List of Music Examples ix
List of Figures and Tables xi
Introduction: Beyond Exoticism 1
Colonialism and Imperialism 15
Colonialism, Modernity, and Music: Preliminary Notes on the Rise of Tonality and Opera 17
Peopling the Stage: Opera, Otherness, and New Musical Representations in the Enlightenment 43
The Rise of Imperialism and New Forms of Representation 73
Introduction to Part II: Globalization as a Cultural System 113
Consumption, Globalization, and Music in the 1980s and After 123

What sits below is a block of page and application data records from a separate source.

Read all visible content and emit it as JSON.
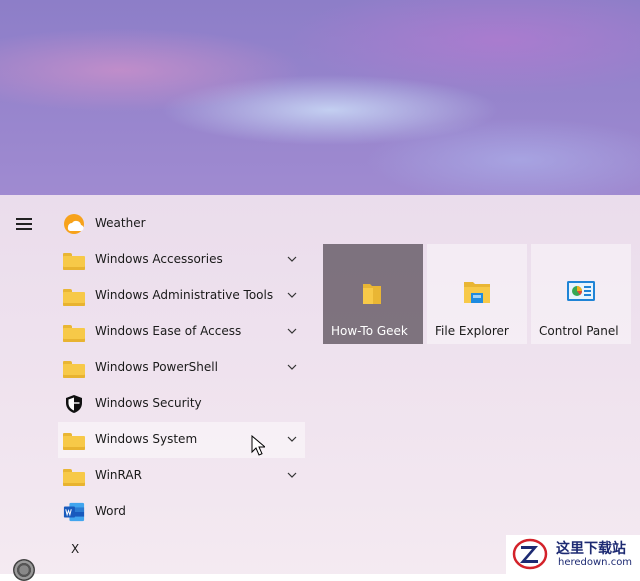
{
  "start_menu": {
    "apps": [
      {
        "label": "Weather",
        "icon": "weather-icon",
        "expandable": false
      },
      {
        "label": "Windows Accessories",
        "icon": "folder-icon",
        "expandable": true
      },
      {
        "label": "Windows Administrative Tools",
        "icon": "folder-icon",
        "expandable": true
      },
      {
        "label": "Windows Ease of Access",
        "icon": "folder-icon",
        "expandable": true
      },
      {
        "label": "Windows PowerShell",
        "icon": "folder-icon",
        "expandable": true
      },
      {
        "label": "Windows Security",
        "icon": "shield-icon",
        "expandable": false
      },
      {
        "label": "Windows System",
        "icon": "folder-icon",
        "expandable": true
      },
      {
        "label": "WinRAR",
        "icon": "folder-icon",
        "expandable": true
      },
      {
        "label": "Word",
        "icon": "word-icon",
        "expandable": false
      }
    ],
    "section_letter": "X",
    "tiles": [
      {
        "label": "How-To Geek",
        "icon": "folder-icon"
      },
      {
        "label": "File Explorer",
        "icon": "file-explorer-icon"
      },
      {
        "label": "Control Panel",
        "icon": "control-panel-icon"
      }
    ]
  },
  "watermark": {
    "title": "这里下载站",
    "url": "heredown.com"
  },
  "colors": {
    "folder": "#f7c948",
    "word_blue": "#185abd",
    "weather_orange": "#f7a21b",
    "tile_dark": "#584e58",
    "watermark_text": "#1d2a72"
  }
}
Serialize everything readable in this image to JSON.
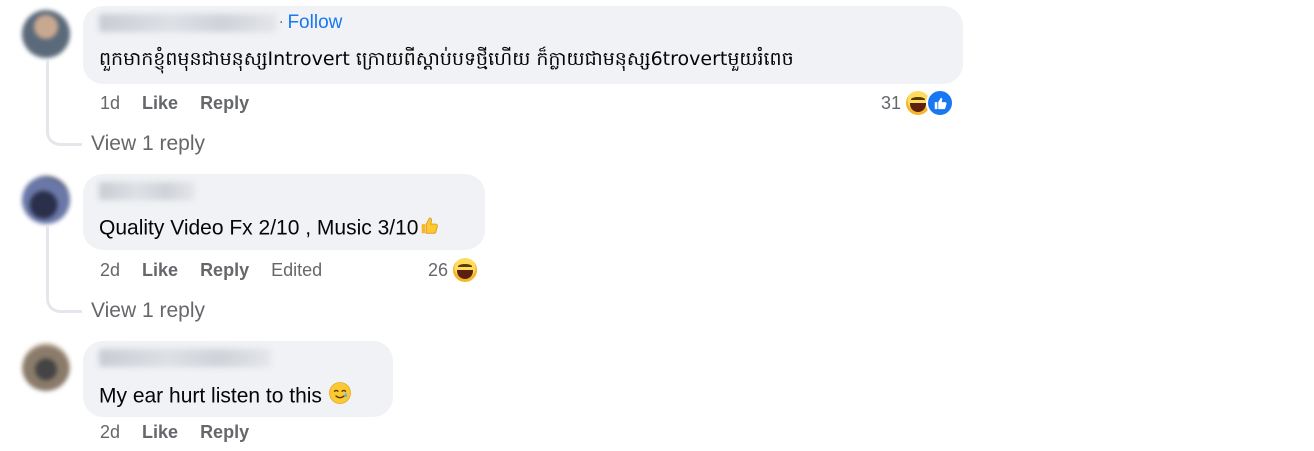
{
  "comments": [
    {
      "follow_label": "Follow",
      "separator": "·",
      "text": "ពួកមាកខ្ញុំពមុនជាមនុស្សIntrovert ក្រោយពីស្តាប់បទថ្មីហើយ ក៏ក្លាយជាមនុស្ស6trovertមួយរំពេច",
      "time": "1d",
      "like_label": "Like",
      "reply_label": "Reply",
      "reaction_count": "31",
      "view_replies": "View 1 reply"
    },
    {
      "text": "Quality Video Fx 2/10 , Music 3/10",
      "time": "2d",
      "like_label": "Like",
      "reply_label": "Reply",
      "edited_label": "Edited",
      "reaction_count": "26",
      "view_replies": "View 1 reply"
    },
    {
      "text": "My ear hurt listen to this",
      "time": "2d",
      "like_label": "Like",
      "reply_label": "Reply"
    }
  ],
  "icons": {
    "haha": "haha-reaction-icon",
    "like": "like-reaction-icon",
    "thumbs_up": "thumbs-up-emoji",
    "crying_smile": "smiling-tear-emoji"
  },
  "colors": {
    "bubble": "#f0f2f5",
    "link_blue": "#1877f2",
    "meta_gray": "#65676b",
    "text": "#050505"
  }
}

Some Versions of Difference: Discourses of Hybridity in Transnational Musics 140
You Can Take "Country" out of the Country, but It Will Never Be "World" 161
World Music in Television Ads 184

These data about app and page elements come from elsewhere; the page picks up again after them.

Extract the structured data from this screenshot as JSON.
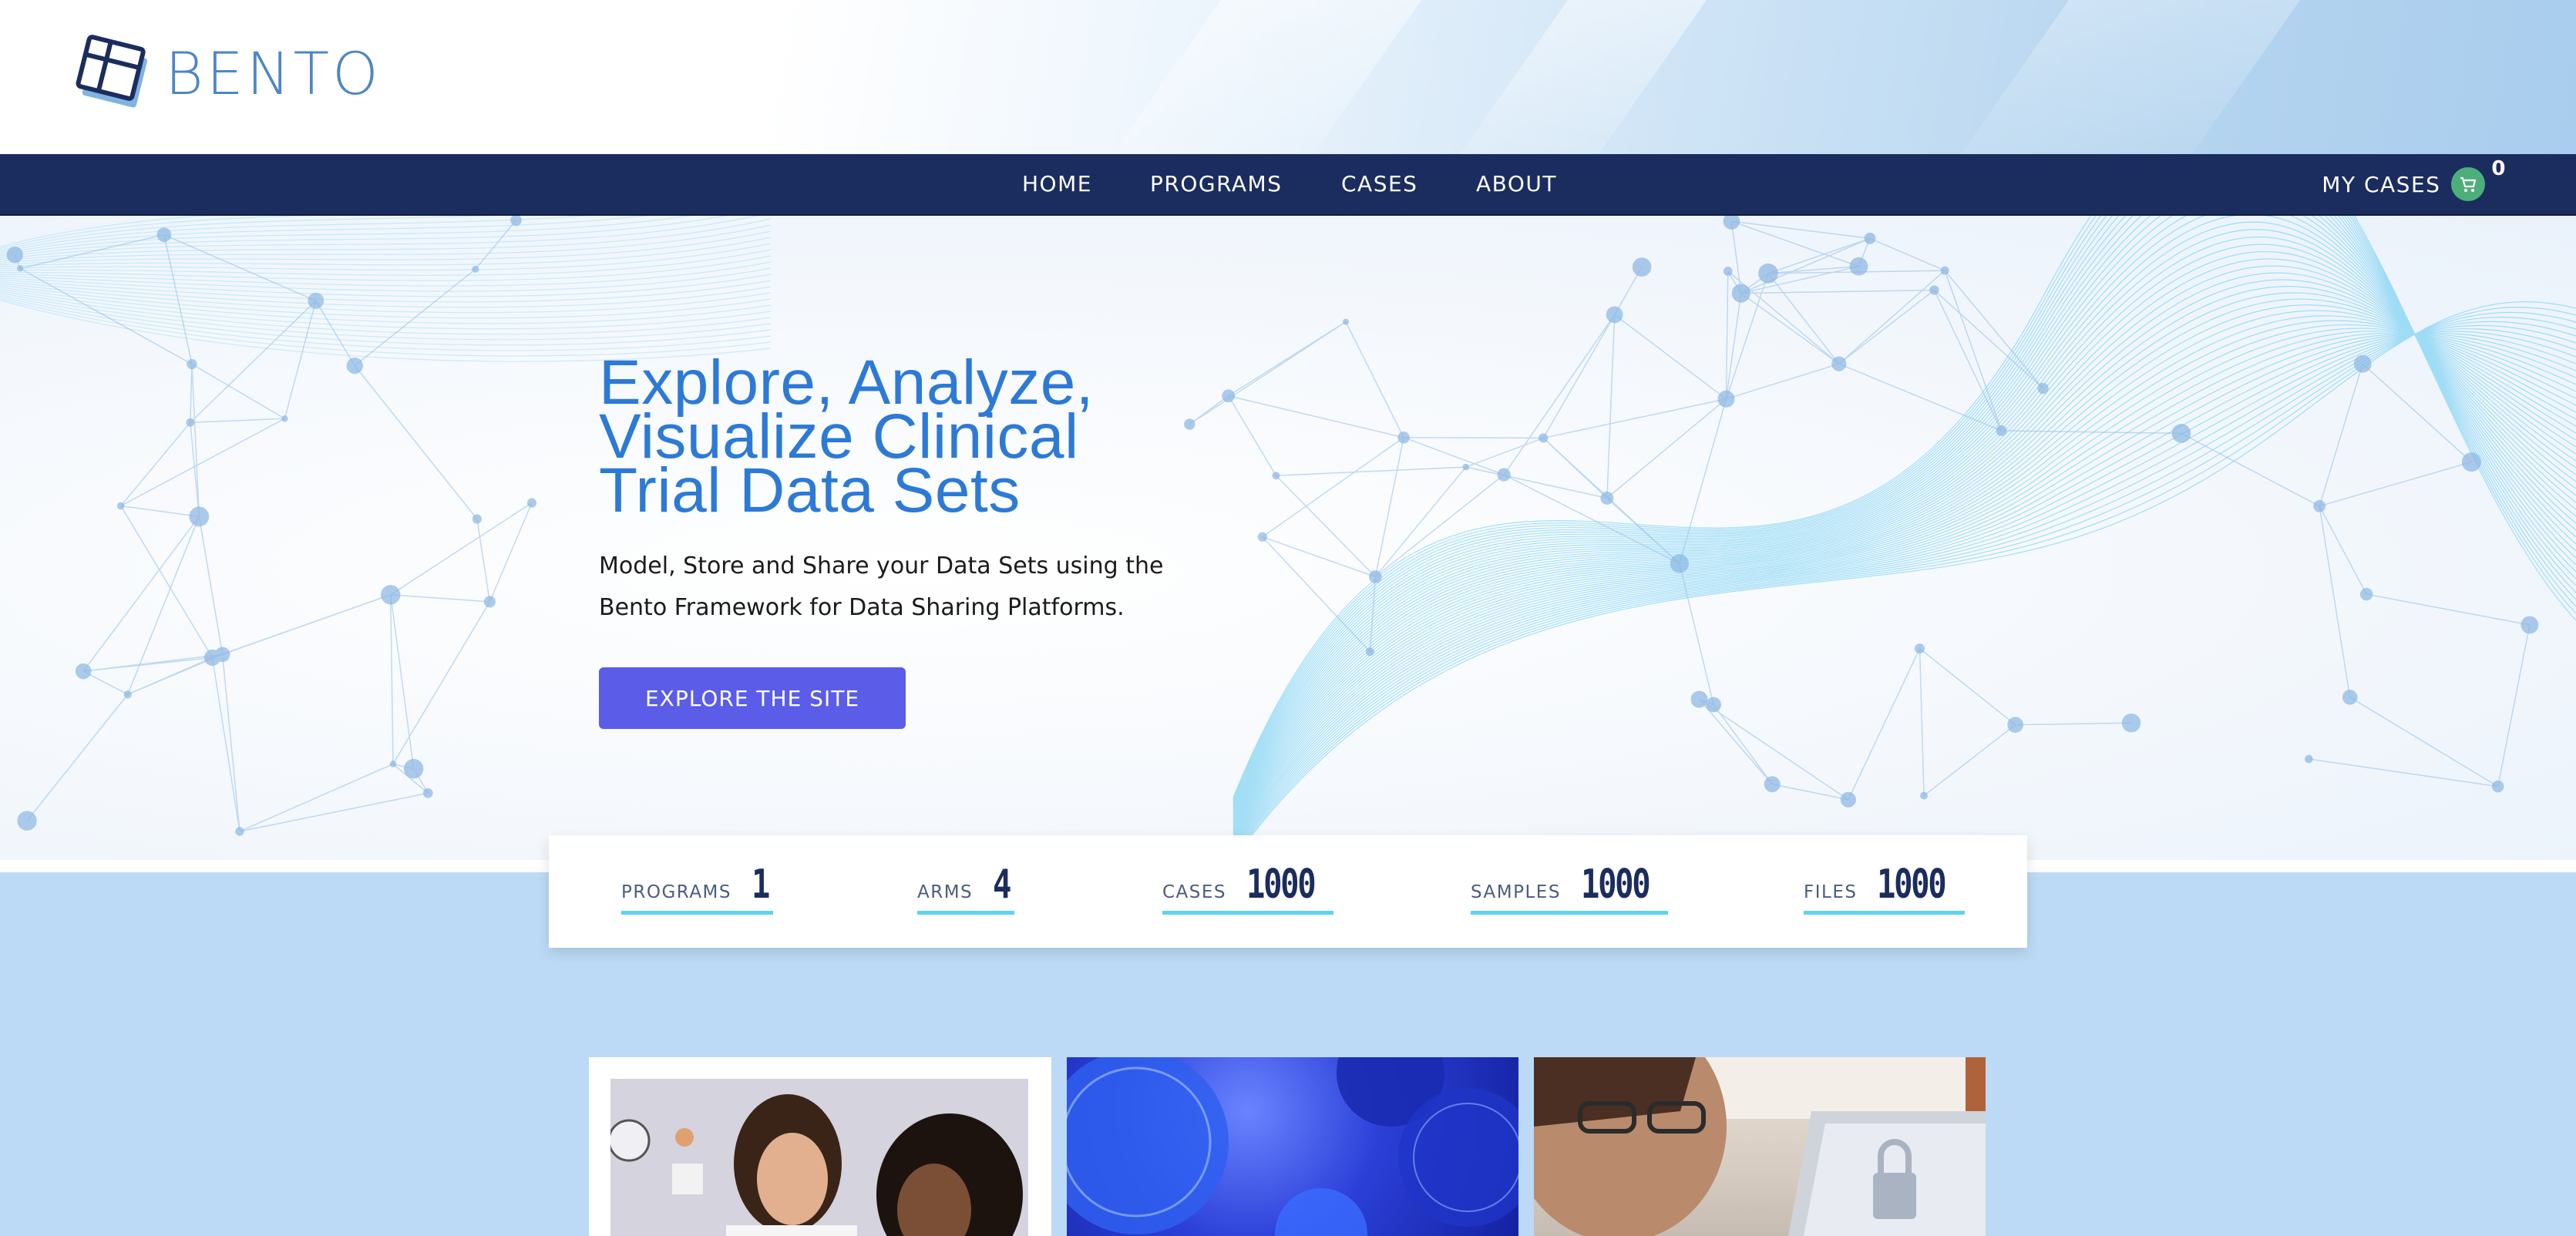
{
  "header": {
    "logo_text": "BENTO"
  },
  "nav": {
    "items": [
      {
        "label": "HOME"
      },
      {
        "label": "PROGRAMS"
      },
      {
        "label": "CASES"
      },
      {
        "label": "ABOUT"
      }
    ],
    "my_cases": {
      "label": "MY CASES",
      "count": "0"
    }
  },
  "hero": {
    "title_lines": [
      "Explore, Analyze,",
      "Visualize Clinical",
      "Trial Data Sets"
    ],
    "subtitle": "Model, Store and Share your Data Sets using the Bento Framework for Data Sharing Platforms.",
    "button_label": "EXPLORE THE SITE"
  },
  "stats": [
    {
      "label": "PROGRAMS",
      "value": "1"
    },
    {
      "label": "ARMS",
      "value": "4"
    },
    {
      "label": "CASES",
      "value": "1000"
    },
    {
      "label": "SAMPLES",
      "value": "1000"
    },
    {
      "label": "FILES",
      "value": "1000"
    }
  ],
  "colors": {
    "nav_bg": "#1b2d5e",
    "hero_title": "#2d7ad6",
    "button_bg": "#5b5ce8",
    "stat_underline": "#5fd3ee",
    "lower_bg": "#bcdaf5",
    "cart_badge": "#4caf7a"
  },
  "icons": {
    "logo": "bento-box-logo-icon",
    "cart": "shopping-cart-icon"
  }
}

Conclusions: Selves/Others, History, and Culture 209